▶ _EXERCISE_:
Which lines of the data include the string "title"? List them all.
----------------
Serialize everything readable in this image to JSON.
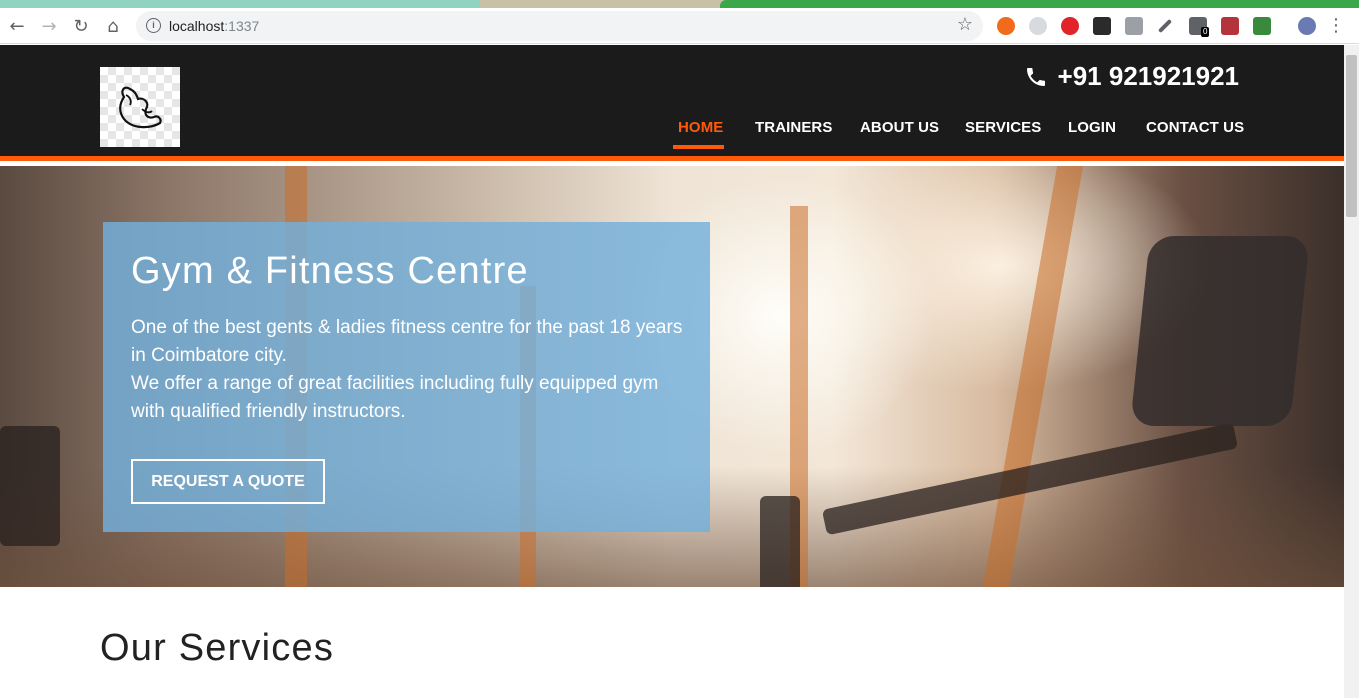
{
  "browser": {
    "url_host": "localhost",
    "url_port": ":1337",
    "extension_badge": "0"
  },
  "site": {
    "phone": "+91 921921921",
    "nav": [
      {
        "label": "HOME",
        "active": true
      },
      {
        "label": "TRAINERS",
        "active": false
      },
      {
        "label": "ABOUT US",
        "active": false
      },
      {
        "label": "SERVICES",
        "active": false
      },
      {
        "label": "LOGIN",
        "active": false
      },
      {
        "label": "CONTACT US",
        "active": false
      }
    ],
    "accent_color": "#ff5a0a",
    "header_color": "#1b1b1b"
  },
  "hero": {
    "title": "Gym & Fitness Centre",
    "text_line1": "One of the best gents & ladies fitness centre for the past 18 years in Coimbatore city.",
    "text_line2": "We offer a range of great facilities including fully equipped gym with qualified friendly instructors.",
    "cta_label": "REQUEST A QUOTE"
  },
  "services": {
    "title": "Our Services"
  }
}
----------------
▶ _REPLY TO THE EXERCISE_:
    "title": "Gym & Fitness Centre",
    "title": "Our Services"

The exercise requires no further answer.